The McAuslan Stories

I just finished reading The Complete McAuslan by George MacDonald Fraser.  Or, rather, re-reading it, for at least the fifth time.

Fraser passed away recently, but was a remarkable author.  He fought in WWII in the Burma campaign, serving in The Border Regiment.  After the War, he was selected for officer training and became a Lieutenant in the Gordon Highlanders.  After demobilization, he spent a number of years working in newspapers, before turning his attention to fiction and screenwriting.

Fraser is probably best known for his Flashman books, some of the most meticulously-researched historical novels ever written.  However, the title character is an anti-hero; he is a misogynistic coward whose advancements are based by taking credit for the actions of others.  I love the history in the Flashman books, but I really don’t like the character and have only read a couple of the novels.

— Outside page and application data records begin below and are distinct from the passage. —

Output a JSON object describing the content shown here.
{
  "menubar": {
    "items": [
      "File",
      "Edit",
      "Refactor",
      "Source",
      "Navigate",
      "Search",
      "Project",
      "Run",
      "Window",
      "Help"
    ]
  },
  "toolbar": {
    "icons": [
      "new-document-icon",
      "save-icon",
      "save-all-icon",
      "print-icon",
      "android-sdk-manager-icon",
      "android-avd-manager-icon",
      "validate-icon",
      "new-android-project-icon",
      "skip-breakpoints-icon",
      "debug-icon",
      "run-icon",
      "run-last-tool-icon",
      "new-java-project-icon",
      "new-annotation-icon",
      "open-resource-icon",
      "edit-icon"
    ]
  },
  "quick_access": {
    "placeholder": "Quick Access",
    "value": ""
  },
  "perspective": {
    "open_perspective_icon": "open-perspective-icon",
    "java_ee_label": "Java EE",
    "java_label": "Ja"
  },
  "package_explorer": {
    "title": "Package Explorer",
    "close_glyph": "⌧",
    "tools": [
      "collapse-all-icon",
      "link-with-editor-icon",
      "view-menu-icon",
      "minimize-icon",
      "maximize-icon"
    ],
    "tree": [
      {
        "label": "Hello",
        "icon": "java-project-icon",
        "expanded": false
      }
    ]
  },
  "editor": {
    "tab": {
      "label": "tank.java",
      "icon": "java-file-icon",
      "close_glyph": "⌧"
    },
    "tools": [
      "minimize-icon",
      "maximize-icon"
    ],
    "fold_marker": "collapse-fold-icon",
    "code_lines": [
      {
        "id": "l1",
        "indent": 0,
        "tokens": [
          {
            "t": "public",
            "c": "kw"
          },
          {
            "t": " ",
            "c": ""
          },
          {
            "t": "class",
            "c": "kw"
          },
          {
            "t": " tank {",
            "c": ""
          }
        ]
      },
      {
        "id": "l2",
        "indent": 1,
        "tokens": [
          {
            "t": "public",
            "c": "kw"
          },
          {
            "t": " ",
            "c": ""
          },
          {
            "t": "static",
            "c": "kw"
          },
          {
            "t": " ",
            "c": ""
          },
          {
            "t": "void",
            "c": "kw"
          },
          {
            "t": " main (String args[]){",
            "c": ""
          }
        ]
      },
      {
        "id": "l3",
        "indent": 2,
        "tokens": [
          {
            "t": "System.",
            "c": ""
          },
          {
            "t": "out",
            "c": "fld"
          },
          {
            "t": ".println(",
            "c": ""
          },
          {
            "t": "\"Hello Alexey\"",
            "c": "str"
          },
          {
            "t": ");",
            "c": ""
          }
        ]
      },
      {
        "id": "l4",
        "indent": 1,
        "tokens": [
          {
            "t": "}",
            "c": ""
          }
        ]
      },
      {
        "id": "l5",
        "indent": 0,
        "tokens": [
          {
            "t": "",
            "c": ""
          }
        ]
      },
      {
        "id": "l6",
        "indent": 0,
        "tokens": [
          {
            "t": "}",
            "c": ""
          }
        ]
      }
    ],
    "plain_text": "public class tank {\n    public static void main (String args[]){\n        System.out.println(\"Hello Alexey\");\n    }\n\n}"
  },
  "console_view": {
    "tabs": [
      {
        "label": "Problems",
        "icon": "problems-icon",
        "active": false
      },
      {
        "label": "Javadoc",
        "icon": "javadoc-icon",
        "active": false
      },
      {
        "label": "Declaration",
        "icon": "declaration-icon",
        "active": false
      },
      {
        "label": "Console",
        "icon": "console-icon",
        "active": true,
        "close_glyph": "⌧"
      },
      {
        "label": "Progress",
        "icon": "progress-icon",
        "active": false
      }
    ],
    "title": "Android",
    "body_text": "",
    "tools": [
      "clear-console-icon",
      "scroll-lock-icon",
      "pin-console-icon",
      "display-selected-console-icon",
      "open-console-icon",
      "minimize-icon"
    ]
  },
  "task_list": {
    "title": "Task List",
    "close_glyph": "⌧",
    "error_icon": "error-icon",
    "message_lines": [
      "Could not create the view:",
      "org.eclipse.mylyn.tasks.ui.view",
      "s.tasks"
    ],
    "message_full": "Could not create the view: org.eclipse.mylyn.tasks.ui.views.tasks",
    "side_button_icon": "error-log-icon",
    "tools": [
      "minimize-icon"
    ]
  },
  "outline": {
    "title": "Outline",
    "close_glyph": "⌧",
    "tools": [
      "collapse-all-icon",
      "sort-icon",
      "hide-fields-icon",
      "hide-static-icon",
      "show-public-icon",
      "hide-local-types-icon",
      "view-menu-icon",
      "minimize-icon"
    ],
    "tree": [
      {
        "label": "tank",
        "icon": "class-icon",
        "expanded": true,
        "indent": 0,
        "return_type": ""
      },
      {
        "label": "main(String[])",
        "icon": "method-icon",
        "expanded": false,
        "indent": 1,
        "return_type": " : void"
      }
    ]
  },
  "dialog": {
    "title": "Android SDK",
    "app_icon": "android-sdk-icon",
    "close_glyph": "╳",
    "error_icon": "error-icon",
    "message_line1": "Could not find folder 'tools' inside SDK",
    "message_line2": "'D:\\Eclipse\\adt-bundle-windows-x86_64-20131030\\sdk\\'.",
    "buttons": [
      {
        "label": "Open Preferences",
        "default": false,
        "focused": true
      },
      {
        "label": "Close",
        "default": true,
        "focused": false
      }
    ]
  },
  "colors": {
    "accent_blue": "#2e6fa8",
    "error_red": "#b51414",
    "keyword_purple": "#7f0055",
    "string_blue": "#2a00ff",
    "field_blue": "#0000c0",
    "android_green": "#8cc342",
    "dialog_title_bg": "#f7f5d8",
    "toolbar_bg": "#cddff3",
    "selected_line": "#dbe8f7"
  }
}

My favorite works by Fraser are Quartered Safe Out Here and the McAuslan stories.  Quartered Safe Out Here is Fraser’s memoir of fighting in the jungles of Burma.  It is quite possibly the best first-hand narrative of WWII.  I intend to write a separate post just on that book.

Several years ago, a friend suggested that I read The Complete McAuslan.  At first, I had a hard time getting into it.  I had expected a novel, with a logical chronology.  Instead, this is a collection of short stories, all set within about a two-year period, but not presented sequentially.  The stories were originally published in three volumes, but are now more commonly available as a complete set.  (Note:  the original collections were The General Danced at Dawn, McAuslan in the Rough, and The Sheikh and the Dustbin.)

The stories were originally published as fiction, inspired by Fraser’s experiences as a post-war officer.  However, he eventually admitted that the stories were true, although he fictionalized certain elements and combined some of the characters so as not to embarrass his former comrades in arms.

Fraser’s use of the English language is quite remarkable.  His journalistic training gave him a powerful command of descriptive language.  He was also highly talented at transcribing dialects; his characters range from the aristocracy to the Glasgow gutters, and their backgrounds and personalities are reflected in their dialogue.

Many of the stories are humorous, and I admit to laughing out loud while reading them.  But by the time I reach the end, I feel rather melancholy.  The stories describe a bygone era.  The older officers and sergeants reminisce about the First World War.  Most of the stories describe life in the barracks and messes, but in the collapse of the British Empire, the garrisons get turned out to keep the peace and prove their worth.

The characters are fascinating, from Private McAuslan, the “dirtiest soldier in the world”, to the massive Wee Wully and the debonair but cold-hearted Captain Errol.  Fraser deftly weaves in the traditions of the great Gordon Highlanders, without resorting to back-stories or footnotes; they are simply part of the lives he portrays.

I cannot recommend these stories enough.  Most of them are funny, some are exciting, a few are nostalgic to the point of sadness.  Even though The Complete McAuslan is typically listed as fiction, it belongs on the bookshelf of anyone interested in the history of the British Army, particularly the period just after WWII.  The descriptions of life on the parade ground, in the barracks and on exercise are based on the author’s personal experience, and have a tremendous feel of authenticity to them.

Note:  The Complete McAuslan is not always readily available in the United States; I ordered my copy through Amazon UK.

https://www.amazon.co.uk/Complete-McAuslan-George-MacDonald-Fraser/dp/0006513719/ref=sr_1_1?ie=UTF8&qid=1472353368&sr=8-1&keywords=complete+mcauslan